But when COVID-19 first hit the United States, Subway tried their hand at semi-altruism. The ubiquitous fast-food spot, the one with at least a big selection of semi-fresh veggies ... started selling groceries. Suddenly, people were able to purchase bulk groceries at comparable prices to supermarkets. It's hard to tell exactly how much an effect this had on stopping the spread of COVID-19, but cutting down on supermarket crowds sure isn't a bad idea right now. Sure, Subway has a profit motivation, but it is the sort of helping hand you simply don't expect from a big corporation.
The Mafia Supplied Tasty Food To Schools in Philadelphia
With all the murder, corruption, and intimidation, it's obvious that the Mafia isn't, say, the healthiest group of people to have in your town. You know what else isn't super healthy? School lunches supplied by cafeteria companies like Aramark. And according to Mat Johnson, a novelist, and Philadelphia native, the mob was much better at supplying school lunches than a corporatized institution.

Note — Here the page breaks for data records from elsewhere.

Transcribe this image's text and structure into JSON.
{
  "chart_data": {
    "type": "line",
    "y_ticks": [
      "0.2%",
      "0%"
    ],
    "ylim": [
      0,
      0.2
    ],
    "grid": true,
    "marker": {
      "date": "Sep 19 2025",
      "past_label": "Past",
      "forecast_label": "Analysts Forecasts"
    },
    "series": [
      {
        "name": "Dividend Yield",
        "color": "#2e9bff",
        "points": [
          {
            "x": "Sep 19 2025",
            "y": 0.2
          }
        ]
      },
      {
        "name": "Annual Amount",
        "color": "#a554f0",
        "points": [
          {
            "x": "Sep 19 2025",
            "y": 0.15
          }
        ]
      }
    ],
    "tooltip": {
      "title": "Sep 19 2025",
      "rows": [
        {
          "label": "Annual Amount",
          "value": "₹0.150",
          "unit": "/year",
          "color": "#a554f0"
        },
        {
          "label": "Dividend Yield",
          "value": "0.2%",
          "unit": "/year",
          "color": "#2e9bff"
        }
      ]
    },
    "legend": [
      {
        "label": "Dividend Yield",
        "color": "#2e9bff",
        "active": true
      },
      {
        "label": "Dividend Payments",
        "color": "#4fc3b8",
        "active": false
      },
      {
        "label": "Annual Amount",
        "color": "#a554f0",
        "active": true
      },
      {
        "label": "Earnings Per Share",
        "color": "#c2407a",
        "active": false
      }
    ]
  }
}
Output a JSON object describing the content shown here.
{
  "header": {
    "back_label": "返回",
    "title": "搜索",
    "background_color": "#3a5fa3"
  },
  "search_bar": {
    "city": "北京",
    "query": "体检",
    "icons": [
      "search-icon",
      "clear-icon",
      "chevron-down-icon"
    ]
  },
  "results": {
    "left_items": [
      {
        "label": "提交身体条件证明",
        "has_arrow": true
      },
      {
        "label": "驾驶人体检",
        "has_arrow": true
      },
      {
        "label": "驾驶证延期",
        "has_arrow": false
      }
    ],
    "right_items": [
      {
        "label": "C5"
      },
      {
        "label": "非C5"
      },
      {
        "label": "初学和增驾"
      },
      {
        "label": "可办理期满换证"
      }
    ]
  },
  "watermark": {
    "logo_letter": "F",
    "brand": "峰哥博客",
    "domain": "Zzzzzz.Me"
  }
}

In what seems to be a literal pick-your-poison story, Johnson grew up when the old school Mafia was being taken down by the federal government and replaced by far more polite yet strangely still-sinister corporations. The tradeoff, I guess, is less of a chance of sleeping with the fishes but a greater chance of coma from the diabetes. The Mafia-backed catering company, according to Johnson, had good bread, local ingredients, and fresh fruit, whereas Aramark came in with processed bullshit (and such small portions!) As it turns out, the Mafia may be violent and dangerous, but at least they can be somewhat invested in their community, unlike corporations, who are only violent and dangerous.